MINISTER of Agriculture Clarence Rambharat is insisting that there is no risk to the agricultural plant stock at the St Augustine Nurseries, even if a portion of the land is allocated housing.
In fact, Rambharat told Newsday in a text message, the 25 acres that will used to build some 500 Housing Development Corporation units, include plants that have been afflicted with the Citrus Greening disease and need to be removed anyway. “There is no unique germplasm in that area,” he said.
Members of the Agricultural Society, including former Agriculture Minister Vasant Bhararth, disagreed. In a media conference today, Bharath and Agriculture Society president Dhano Sookhoo insisted that any development of the land would destroy what is the biggest and most unique collection of indigenous fruit trees in the Caribbean, several of which are the original plants from which the entire local sector is built.

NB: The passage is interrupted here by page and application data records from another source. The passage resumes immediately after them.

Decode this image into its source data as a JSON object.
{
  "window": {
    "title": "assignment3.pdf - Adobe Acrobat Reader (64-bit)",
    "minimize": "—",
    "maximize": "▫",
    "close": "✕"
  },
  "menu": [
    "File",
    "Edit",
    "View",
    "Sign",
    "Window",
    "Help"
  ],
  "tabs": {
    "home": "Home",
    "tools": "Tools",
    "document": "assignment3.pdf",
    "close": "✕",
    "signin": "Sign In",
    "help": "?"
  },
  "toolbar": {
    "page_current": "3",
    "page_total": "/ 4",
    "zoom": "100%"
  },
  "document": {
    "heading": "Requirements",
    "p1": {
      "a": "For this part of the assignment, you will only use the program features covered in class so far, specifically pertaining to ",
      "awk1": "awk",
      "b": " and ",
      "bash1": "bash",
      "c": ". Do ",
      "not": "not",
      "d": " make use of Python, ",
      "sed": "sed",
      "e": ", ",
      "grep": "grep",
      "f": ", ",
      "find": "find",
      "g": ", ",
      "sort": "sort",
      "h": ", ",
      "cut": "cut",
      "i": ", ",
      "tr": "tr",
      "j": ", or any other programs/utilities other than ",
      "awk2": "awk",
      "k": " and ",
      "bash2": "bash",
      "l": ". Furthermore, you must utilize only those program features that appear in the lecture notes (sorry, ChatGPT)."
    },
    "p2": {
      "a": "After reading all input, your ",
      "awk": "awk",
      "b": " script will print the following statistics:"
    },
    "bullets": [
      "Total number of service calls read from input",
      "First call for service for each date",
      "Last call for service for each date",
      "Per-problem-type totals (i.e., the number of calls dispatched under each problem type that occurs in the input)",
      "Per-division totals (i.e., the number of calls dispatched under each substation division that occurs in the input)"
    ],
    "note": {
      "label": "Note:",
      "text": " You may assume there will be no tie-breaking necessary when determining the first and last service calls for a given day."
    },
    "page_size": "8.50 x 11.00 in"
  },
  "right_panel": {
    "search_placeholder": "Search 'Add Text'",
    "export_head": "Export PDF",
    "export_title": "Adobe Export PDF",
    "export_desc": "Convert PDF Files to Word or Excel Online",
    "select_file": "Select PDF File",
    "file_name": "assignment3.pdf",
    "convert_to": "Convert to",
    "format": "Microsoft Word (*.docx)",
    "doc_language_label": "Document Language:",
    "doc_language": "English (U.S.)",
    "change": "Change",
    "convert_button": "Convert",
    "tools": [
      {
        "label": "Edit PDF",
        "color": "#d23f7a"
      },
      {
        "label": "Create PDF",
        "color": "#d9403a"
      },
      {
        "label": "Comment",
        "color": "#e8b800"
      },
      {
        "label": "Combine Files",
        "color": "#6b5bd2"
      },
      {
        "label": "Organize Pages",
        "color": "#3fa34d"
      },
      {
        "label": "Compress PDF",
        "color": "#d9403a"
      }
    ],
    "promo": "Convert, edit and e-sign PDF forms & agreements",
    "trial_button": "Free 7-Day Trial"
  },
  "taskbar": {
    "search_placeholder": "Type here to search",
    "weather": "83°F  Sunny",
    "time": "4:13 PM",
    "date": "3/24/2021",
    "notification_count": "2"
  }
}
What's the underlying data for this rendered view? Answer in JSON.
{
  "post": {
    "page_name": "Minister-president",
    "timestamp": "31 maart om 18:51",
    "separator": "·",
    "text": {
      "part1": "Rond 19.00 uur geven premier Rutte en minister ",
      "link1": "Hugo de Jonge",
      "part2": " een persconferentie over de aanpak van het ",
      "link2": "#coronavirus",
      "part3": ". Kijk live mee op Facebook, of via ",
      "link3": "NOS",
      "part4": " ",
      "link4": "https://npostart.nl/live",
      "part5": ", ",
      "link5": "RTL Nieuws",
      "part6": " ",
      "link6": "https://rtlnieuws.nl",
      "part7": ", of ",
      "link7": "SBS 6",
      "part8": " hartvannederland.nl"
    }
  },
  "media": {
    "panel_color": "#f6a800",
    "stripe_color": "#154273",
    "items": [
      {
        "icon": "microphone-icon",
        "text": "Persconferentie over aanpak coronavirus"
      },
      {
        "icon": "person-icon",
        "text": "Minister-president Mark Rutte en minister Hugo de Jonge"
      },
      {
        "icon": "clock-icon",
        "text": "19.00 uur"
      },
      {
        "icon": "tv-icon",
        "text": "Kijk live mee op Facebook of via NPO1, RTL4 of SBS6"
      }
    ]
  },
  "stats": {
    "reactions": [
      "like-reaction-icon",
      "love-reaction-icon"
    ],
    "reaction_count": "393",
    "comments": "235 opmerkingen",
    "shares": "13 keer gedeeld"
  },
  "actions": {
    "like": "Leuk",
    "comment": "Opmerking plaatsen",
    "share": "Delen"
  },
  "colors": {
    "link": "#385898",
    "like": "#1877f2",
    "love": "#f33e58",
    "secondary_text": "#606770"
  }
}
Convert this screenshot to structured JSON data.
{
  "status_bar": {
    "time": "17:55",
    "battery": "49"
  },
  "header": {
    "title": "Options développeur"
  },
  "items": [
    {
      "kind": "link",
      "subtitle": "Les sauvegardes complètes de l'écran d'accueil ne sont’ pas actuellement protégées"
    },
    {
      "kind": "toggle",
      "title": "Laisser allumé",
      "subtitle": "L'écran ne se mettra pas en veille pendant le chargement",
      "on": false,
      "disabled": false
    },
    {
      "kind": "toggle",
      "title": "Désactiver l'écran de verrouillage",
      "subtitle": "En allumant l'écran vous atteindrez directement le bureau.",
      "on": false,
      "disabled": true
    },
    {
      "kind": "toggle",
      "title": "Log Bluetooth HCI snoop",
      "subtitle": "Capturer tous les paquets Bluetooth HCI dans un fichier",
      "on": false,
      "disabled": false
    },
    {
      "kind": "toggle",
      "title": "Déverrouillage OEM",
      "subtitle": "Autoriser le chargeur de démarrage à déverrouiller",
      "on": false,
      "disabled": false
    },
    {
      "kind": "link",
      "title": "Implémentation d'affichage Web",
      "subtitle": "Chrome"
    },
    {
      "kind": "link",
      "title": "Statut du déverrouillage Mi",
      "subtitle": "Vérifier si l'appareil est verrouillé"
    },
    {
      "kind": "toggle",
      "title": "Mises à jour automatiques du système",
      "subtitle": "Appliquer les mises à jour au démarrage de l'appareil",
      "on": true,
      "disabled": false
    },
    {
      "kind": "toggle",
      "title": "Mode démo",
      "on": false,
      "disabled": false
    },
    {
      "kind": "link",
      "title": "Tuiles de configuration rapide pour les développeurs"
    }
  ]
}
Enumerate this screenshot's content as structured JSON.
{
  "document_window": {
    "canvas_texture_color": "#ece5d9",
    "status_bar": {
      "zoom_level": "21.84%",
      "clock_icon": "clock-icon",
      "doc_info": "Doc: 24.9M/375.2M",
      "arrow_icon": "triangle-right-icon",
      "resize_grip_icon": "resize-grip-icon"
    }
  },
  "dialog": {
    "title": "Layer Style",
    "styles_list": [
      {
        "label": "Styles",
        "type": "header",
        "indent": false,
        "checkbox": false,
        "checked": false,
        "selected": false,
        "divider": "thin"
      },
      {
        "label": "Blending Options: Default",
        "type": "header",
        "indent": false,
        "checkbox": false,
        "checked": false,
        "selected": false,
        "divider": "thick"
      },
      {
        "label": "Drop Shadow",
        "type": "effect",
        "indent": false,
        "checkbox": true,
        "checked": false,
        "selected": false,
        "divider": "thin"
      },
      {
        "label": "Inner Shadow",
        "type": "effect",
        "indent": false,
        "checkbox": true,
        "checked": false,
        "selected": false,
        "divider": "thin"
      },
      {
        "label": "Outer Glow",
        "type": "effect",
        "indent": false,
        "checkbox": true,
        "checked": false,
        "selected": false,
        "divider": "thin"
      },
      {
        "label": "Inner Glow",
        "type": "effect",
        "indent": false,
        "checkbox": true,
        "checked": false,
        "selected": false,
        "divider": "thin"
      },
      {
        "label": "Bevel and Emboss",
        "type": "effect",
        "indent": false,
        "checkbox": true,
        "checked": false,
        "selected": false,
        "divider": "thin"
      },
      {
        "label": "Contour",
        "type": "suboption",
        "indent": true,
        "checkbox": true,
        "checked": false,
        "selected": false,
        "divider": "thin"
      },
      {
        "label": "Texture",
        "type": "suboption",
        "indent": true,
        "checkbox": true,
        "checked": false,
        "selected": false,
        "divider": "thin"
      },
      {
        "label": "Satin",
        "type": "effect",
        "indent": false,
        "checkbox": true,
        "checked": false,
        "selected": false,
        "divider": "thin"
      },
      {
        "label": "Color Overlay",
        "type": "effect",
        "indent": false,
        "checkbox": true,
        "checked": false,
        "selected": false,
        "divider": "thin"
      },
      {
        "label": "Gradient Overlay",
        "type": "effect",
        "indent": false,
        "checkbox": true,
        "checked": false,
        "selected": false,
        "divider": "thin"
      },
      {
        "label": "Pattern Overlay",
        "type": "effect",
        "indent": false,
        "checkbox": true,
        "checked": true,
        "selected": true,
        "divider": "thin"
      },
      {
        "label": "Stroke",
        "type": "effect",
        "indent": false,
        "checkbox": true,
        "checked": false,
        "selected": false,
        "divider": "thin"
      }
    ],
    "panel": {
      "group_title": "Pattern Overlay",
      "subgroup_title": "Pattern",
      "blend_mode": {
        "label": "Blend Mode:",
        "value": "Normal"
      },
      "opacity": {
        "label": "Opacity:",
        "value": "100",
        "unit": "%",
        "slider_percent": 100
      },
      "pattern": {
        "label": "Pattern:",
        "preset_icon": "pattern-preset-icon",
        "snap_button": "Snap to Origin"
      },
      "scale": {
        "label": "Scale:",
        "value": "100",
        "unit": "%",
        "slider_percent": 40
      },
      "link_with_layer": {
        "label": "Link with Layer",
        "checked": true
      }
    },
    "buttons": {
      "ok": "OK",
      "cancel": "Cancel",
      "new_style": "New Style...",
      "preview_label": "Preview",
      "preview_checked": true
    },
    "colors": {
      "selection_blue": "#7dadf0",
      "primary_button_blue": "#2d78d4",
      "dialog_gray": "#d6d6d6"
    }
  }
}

A germplasm is a living genetic resource, such as seeds or tissues, used for animal and plant breeding, preservation, and other research. “This germplasm cannot be duplicated, and includes essentially all our local fruit trees, including breadfruit, grapefruit, oranges, sapodilla, pommerac, pommecytheres, and several more,” Bharath said, adding that the issue is one of food security before votes.
Bharath said when he, Sookhoo and other members of the Agricultural Society attempted to give the media a tour of the area in North Grove, Curepe, armed police, allegedly on the instruction of the Minister, prevented them from entering. Rambharat denied this. “I was not present and I am not aware of what happened on the site today,” he said. The entire parcel of land in question measures about 220 acres, and Rambhrath acknowledged that it had been neglected and needs to be better managed.